Why Heroine and not Abhinetri? Tracking Bollywoods film titles

By Hindustan Times

Not just for the sequels and the remakes Hindi films are known to have a plethora of titles shared by more than one film over the decades. And the current trend of using a lot of English titles is as much an option to bypass this shortfall in inspiration as it is to be ??"contemporary"?? and global.
After all, Heroine sounds so much trendier and universally-accepted than Abhinetri! Nevertheless, Bollywood will always continue to repeat titles for films in the years to come.

The purpose of this piece is not to enumerate all the cases, which would take space enough for a booklet, but to delve into some of the interesting and lighter side of this business of repeating titles, which in many ways is unique to Hindi cinema, mainly because of the quantum of films dished out and the limitations of commonly understood Hindi and Urdu, for Hindi films have to appeal from Kashmir to Kanyakumari and likewise the breadth of the country. Hollywood and regional films are barely known to do so, except with remakes.

Under convention, a producer must renew his registration of a title in 10 years to prevent another filmmaker from using his filmâ??s name, unless of course they part with it for commercial or friendly considerations. And so we wonder whether any title other than Wanted would have worked as well for Salman Khanâ??s first turnaround film in 2009 had the maker of the 1987 Mithun Chakraborty-Tina Munim flop not parted with it! Letâ??s also think of the all-time cult film Dilwale Dulhania Le Jayenge (the title suggested by Kirron Kher from the chartbuster of the 1974 blockbuster Chor Machaye Shor). Hardly anyone is aware that this was already the title of a C-grade film censored in 1980, but never released! Of course, the spelling was different â?? a common point in such cases, as a Roman interpretation of Hindi and Urdu words.

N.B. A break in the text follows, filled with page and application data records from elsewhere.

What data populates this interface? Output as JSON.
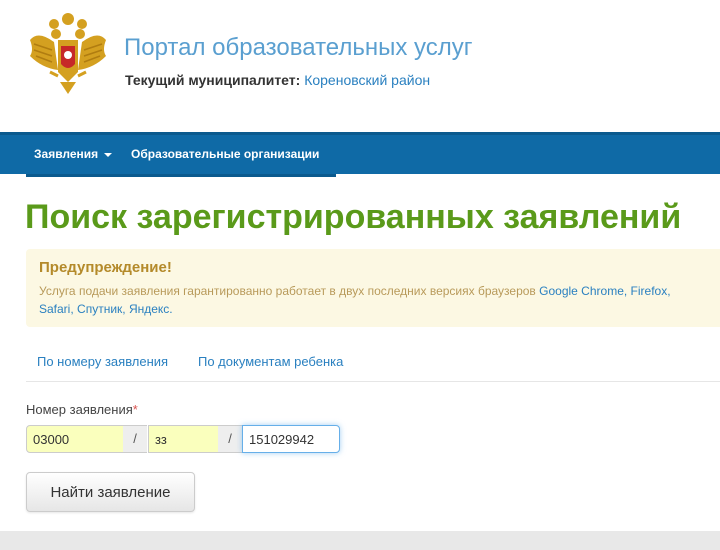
{
  "header": {
    "portal_title": "Портал образовательных услуг",
    "municipality_label": "Текущий муниципалитет:",
    "municipality_value": "Кореновский район",
    "emblem_icon": "russian-coat-of-arms-icon"
  },
  "navbar": {
    "items": [
      {
        "label": "Заявления",
        "has_dropdown": true
      },
      {
        "label": "Образовательные организации",
        "has_dropdown": false
      }
    ]
  },
  "page": {
    "title": "Поиск зарегистрированных заявлений"
  },
  "warning": {
    "title": "Предупреждение!",
    "text": "Услуга подачи заявления гарантированно работает в двух последних версиях браузеров",
    "browsers": [
      "Google Chrome",
      "Firefox",
      "Safari",
      "Спутник",
      "Яндекс"
    ],
    "browser_1": "Google Chrome,",
    "browser_2": "Firefox,",
    "browser_3": "Safari,",
    "browser_4": "Спутник,",
    "browser_5": "Яндекс."
  },
  "tabs": [
    {
      "label": "По номеру заявления",
      "active": true
    },
    {
      "label": "По документам ребенка",
      "active": false
    }
  ],
  "form": {
    "field_label": "Номер заявления",
    "required_mark": "*",
    "part1_value": "03000",
    "separator": "/",
    "part2_value": "зз",
    "part3_value": "151029942",
    "submit_label": "Найти заявление"
  },
  "colors": {
    "title_green": "#5a9a1a",
    "nav_blue": "#0f6aa6",
    "link_blue": "#2a80c0",
    "warning_bg": "#fcf8e3"
  }
}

Speaking of cult blockbusters, Chor Machaye Shor itself, which put Shashi Kapoor and composer Ravindra Jain in the big league, was used for a 2002 David Dhawan non-starter. Dhawan has been a master at repeating many titles, including that of another cult film Hum Kisise Kum Naheen with the last wordâ??s spelling changed to Nahin. He has smartly bypassed Subhash Ghai and Manmohan Desai by using their B.O. smashers Hero and Coolie with a suffix â?? No.1! To give the Dhawan his due, both his movies Hero No.1 and Coolie No.1 too were huge hits, but piquantly, they had taken the central plots not from these originals but from two Hrishikesh Mukherjee films, Bawarchi and Golmaal respectively. And the Golmaal saga is too well-known as the beginning of Rohit Shettyâ??s completely different comic franchise, while Shetty officially remade Mukherjeeâ??s comedy as Bol Bachchan!

So we have the same titles for different stories and different ones for the same plot! And this happens only in Bollywood! Like Dhawan reprising Pyar Kiye Jaa as Haseena Maan Jaayegi and mixing the original Haseena (The 1969 Prakash Mehra hit debut) with Do Phool to create his career-biggest hit, the 1993 Aankhen!

Aankhen (also spelt in two of the four versions as Ankhen) has quite a history. The first film (1950), a social, introduced Madan Mohan, the second (1968) was a spy saga, the third (Dhawanâ??s 1993 film) was a screwball caper, while the last (in 2002 with Amitabh Bachchan and Akshay Kumar) a thriller. But each film had an interesting common point â?? at least one comic situational song! Eerily also, each of the three Andazs (1949, 1971, 1994) and Anaris (1959, 1975, 1994) have starred a Kapoor in the cast. Coming once ag